Three hundred and eighty-four patients (95.2%) were evaluable, 126 with the internal jugular, 132 with the subclavian and 126 with the cephalic vein access. The median follow-up was 361 days (range, 0–1,087). Mean score changes for the items of the EORTC QLQ-C30 scales were significantly associated with type of administered chemotherapy only (P < 0.001), and not with implantation site. Frequency distribution of patients with depression and anxiety score greater than 10 at HADS was not significantly different, with respect either to type of administered chemotherapy or TIAP implantation site.
Central venous insertion sites had no impact on patients’ QoL and psychological distress. Patients undergoing palliative therapies showed worse EORTC QLQ-C30 scales.
KeywordsTIAP implantation site QoL HADS Chemotherapy
The Authors gratefully thank Katia Lorizzo, MD, Sabine Cenciarelli, MD, Emilio Bertani, MD for their support in patients’ accrual, Mrs. Adriana Barioli for her technical assistance, Mara Ghioni, MSc and Rosalba Lembo, MSc-PhD for data management.
Bard Italia – Rome offered technical support for this study.
Conflicts of interest
- 10.Al-Sunduqchi Mahdi S (1990). Determining the appropriate sample size for inferences based on the Wilcoxon statistics. Ph.D. dissertation under the direction of William C. Guenther, Dept. Of Statistics, University of Wyoming, Laramie, WYGoogle Scholar
- 11.Fayers PM, Aaronson NK, Bjordal K, Groenvold M, Curran D, Bottomley A (2001) EORTC QLQ-C30 scoring manual, 3rd edn. European Organization for Research and Treatment of Cancer, BrusselsGoogle Scholar
- 12.Osoba D, Bezjak A, Brundage M (2005) for the Quality of Life committee of the NCIC CTG. Analysis and interpretation of health-related quality of life data from clinical trials: basic approach of the National Cancer Institute of Canada Clinical Trials Group. Eur J Cancer 41:280–287PubMedCrossRefGoogle Scholar

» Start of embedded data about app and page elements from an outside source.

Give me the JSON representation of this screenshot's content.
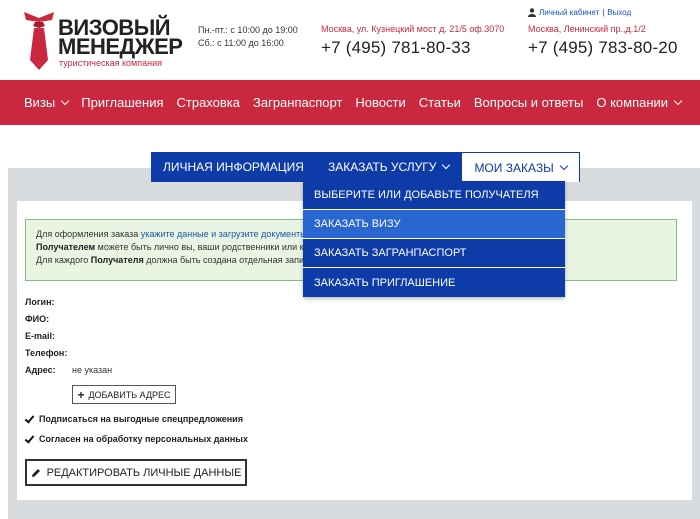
{
  "header": {
    "logo": {
      "line1": "ВИЗОВЫЙ",
      "line2": "МЕНЕДЖЕР",
      "subtitle": "туристическая компания"
    },
    "hours": {
      "weekdays": "Пн.-пт.: с 10:00 до 19:00",
      "saturday": "Сб.: с 11:00 до 16:00"
    },
    "office1": {
      "address": "Москва, ул. Кузнецкий мост д. 21/5 оф.3070",
      "phone": "+7 (495) 781-80-33"
    },
    "office2": {
      "address": "Москва, Ленинский пр.,д.1/2",
      "phone": "+7 (495) 783-80-20"
    },
    "account": {
      "cabinet": "Личный кабинет",
      "separator": "|",
      "logout": "Выход"
    }
  },
  "nav": {
    "items": [
      "Визы",
      "Приглашения",
      "Страховка",
      "Загранпаспорт",
      "Новости",
      "Статьи",
      "Вопросы и ответы",
      "О компании"
    ]
  },
  "tabs": [
    {
      "label": "ЛИЧНАЯ ИНФОРМАЦИЯ"
    },
    {
      "label": "ЗАКАЗАТЬ УСЛУГУ"
    },
    {
      "label": "МОИ ЗАКАЗЫ"
    }
  ],
  "dropdown": {
    "items": [
      "ВЫБЕРИТЕ ИЛИ ДОБАВЬТЕ ПОЛУЧАТЕЛЯ",
      "ЗАКАЗАТЬ ВИЗУ",
      "ЗАКАЗАТЬ ЗАГРАНПАСПОРТ",
      "ЗАКАЗАТЬ ПРИГЛАШЕНИЕ"
    ]
  },
  "notice": {
    "line1_prefix": "Для оформления заказа ",
    "line1_link": "укажите данные и загрузите документы",
    "line2_bold": "Получателем",
    "line2_rest": " можете быть лично вы, ваши родственники или кли",
    "line3_prefix": "Для каждого ",
    "line3_bold": "Получателя",
    "line3_rest": " должна быть создана отдельная запись"
  },
  "profile": {
    "login_label": "Логин:",
    "fio_label": "ФИО:",
    "email_label": "E-mail:",
    "phone_label": "Телефон:",
    "address_label": "Адрес:",
    "address_value": "не указан"
  },
  "buttons": {
    "add_address": "ДОБАВИТЬ АДРЕС",
    "edit_personal": "РЕДАКТИРОВАТЬ ЛИЧНЫЕ ДАННЫЕ"
  },
  "checkboxes": {
    "subscribe": {
      "label": "Подписаться на выгодные спецпредложения",
      "checked": true
    },
    "consent": {
      "label": "Согласен на обработку персональных данных",
      "checked": true
    }
  },
  "colors": {
    "brand_red": "#c9283e",
    "tab_blue": "#0d3ba8",
    "dropdown_hover": "#2a66d0"
  }
}
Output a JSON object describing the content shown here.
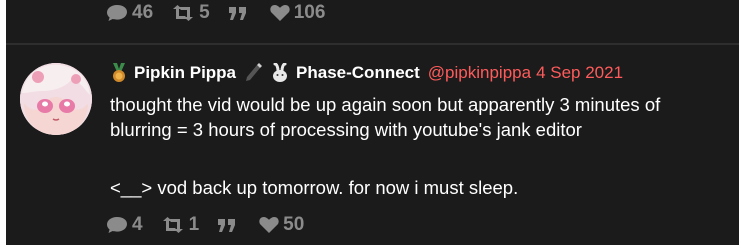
{
  "prev_post": {
    "stats": {
      "replies": "46",
      "retweets": "5",
      "quotes": "",
      "likes": "106"
    }
  },
  "post": {
    "author_name": "Pipkin Pippa",
    "group_name": "Phase-Connect",
    "handle": "@pipkinpippa",
    "date": "4 Sep 2021",
    "lines": [
      "thought the vid would be up again soon but apparently 3 minutes of",
      "blurring = 3 hours of processing with youtube's jank editor",
      "<__> vod back up tomorrow. for now i must sleep."
    ],
    "stats": {
      "replies": "4",
      "retweets": "1",
      "quotes": "",
      "likes": "50"
    }
  },
  "colors": {
    "background": "#1b1b1b",
    "text": "#ffffff",
    "handle": "#ff5b5b",
    "stat": "#8b8b8b"
  },
  "icons": [
    "reply-icon",
    "retweet-icon",
    "quote-icon",
    "heart-icon",
    "medal-icon",
    "brush-icon",
    "rabbit-icon"
  ]
}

- 17.Chenecky C (2001) Satisfaction versus dissatisfaction with venous access devices in outpatient oncology: a pilot study. Oncol Nurs Forum 28:1613–1616Google Scholar
- 18.Ng F, Mastoroudes H, Paul E et al (2007) A comparison of Hickman line and Port-a-Cath associated complications in patients with solid tumours undergoing chemotherapy. Clin Oncol (R Coll Radiol) 19:551–556Google Scholar
- 31.Bow EJ, Kilpatrick MG, Clinch JJ (1999) Totally implantable venous access ports systems for patients receiving chemotherapy for solid tissue malignancies: a randomized controlled clinical trial examining the safety, efficacy, costs, and impact on quality of life. J Clin Oncol 17:1267–1273PubMedGoogle Scholar